The rate law is an equation that describes the relationship between the concentration of reactants, A and B, and their reaction orders, m and n. The rate constant, k, relates the concentrations and orders of the reactants to the reaction rate. It is dependent on the reaction as the temperature at which the reaction is performed.
r = k [A]m[B]n for aA + bB → cC
The Arrhenius equation relates the reaction rate constant to the activation energy of a chemical reaction. The activation energy is defined as the amount of energy a chemical reaction needs in order to proceed. If a reaction does not meet this activation energy requirement, the reaction will not proceed.
The negative exponential relationship between k and the temperature indicates that as temperature increases, the value of k also increases. Since the rate constant can be determined experimentally over a range of temperatures, the activation energy can be calculated using the Arrhenius equation. By taking the natural logarithm of both sides, the Arrhenius equation is rewritten as a linear equation.
A plot of ln k vs. 1/T yields a straight line with a slope equal to -Ea/R and a y-intercept of ln A. Since the ideal gas constant, R, is known, Ea can be determined graphically using a series of k values at different temperatures.
Catalysts and Activation Energy
Some chemical reactions have a sufficiently large activation energy that makes the reaction proceed slowly, if at all. The decomposition reaction of hydrogen peroxide into oxygen and water occurs spontaneously, but it occurs at an incredibly slow rate. One way to overcome this initial barrier is to supply energy in the form of heat. However, this is not always ideal as excessive heat may affect the stability of the products or reactants or may facilitate side reactions.
The activation energy for chemical reactions can be altered using catalysts. A catalyst lowers the activation energy of a chemical reaction, but it is not consumed by the reaction. In other words, a catalyst facilitates the chemical reaction by making it easier to overcome the critical activation energy requirement. In the decomposition of hydrogen peroxide, the addition of iron nitrate lowers the activation energy and allows the reaction to proceed at a faster rate. However, it is important to note that while a catalyst may affect the rate of a reaction, a catalyst DOES NOT change the amount of product produced by the reaction.

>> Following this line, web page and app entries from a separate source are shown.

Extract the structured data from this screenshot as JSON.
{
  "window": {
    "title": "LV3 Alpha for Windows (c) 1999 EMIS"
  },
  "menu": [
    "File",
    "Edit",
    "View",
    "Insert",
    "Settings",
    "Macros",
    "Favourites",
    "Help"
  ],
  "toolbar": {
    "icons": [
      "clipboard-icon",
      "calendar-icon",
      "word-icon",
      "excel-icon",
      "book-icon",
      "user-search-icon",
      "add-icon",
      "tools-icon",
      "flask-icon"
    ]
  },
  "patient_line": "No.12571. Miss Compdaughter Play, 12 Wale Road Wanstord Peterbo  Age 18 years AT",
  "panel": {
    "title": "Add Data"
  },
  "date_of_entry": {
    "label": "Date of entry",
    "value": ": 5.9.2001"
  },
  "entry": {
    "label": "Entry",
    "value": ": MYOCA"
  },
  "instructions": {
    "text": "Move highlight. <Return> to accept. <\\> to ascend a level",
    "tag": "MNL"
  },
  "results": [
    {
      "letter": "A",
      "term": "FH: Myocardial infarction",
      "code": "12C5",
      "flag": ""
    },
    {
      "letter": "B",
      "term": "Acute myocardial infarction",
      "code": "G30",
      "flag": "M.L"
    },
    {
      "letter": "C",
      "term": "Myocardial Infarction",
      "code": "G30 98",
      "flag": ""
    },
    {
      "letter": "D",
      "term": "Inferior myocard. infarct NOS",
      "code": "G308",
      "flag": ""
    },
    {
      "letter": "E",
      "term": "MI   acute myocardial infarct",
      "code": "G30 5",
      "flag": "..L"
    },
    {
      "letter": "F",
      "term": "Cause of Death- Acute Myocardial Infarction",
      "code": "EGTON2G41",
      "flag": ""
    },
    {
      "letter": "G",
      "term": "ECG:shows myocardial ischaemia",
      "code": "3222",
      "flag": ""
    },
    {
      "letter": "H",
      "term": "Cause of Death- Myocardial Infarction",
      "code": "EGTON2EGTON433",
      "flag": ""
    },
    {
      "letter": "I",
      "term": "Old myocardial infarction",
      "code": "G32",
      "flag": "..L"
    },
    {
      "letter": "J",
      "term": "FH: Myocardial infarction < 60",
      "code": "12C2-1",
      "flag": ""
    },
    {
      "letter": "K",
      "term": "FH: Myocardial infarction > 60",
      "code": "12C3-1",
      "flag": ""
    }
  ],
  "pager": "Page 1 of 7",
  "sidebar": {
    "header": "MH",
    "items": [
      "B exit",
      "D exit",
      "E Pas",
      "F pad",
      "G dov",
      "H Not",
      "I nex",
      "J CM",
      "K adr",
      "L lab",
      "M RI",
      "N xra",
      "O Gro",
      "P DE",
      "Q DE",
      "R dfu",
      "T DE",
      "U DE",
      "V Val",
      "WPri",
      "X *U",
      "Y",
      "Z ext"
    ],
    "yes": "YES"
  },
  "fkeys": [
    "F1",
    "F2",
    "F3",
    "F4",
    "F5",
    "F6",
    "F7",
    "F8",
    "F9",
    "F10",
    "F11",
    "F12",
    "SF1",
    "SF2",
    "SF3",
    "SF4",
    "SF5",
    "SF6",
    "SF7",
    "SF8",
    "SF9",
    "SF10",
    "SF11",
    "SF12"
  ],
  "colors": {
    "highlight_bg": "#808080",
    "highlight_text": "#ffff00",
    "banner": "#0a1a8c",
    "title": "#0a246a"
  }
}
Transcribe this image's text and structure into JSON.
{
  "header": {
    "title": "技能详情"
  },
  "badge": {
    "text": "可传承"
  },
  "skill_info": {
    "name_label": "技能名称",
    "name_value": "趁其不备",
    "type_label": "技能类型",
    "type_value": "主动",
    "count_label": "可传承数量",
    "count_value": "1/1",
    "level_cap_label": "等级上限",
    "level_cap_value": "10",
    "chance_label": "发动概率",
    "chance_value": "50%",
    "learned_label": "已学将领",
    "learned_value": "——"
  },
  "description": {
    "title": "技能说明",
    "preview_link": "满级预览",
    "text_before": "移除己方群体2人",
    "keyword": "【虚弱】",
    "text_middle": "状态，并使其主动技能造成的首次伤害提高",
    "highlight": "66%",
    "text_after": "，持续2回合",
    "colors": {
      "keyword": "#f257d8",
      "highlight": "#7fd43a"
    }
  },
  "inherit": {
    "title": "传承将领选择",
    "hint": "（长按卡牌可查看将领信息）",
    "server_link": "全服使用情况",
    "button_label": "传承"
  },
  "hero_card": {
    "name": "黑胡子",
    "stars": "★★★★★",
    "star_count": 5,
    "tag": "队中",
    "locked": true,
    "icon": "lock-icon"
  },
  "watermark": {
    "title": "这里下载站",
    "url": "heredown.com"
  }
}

- Kotz, J.C., Treichel Jr, P.M., Townsend, J.R. (2012). Chemistry and Chemical Reactivity. Belmont, CA: Brooks/Cole, Cengage Learning.
- Silberberg, M.S. (2009). Chemistry: The Molecular Nature of Matter and Change. Boston, MA: McGraw Hill.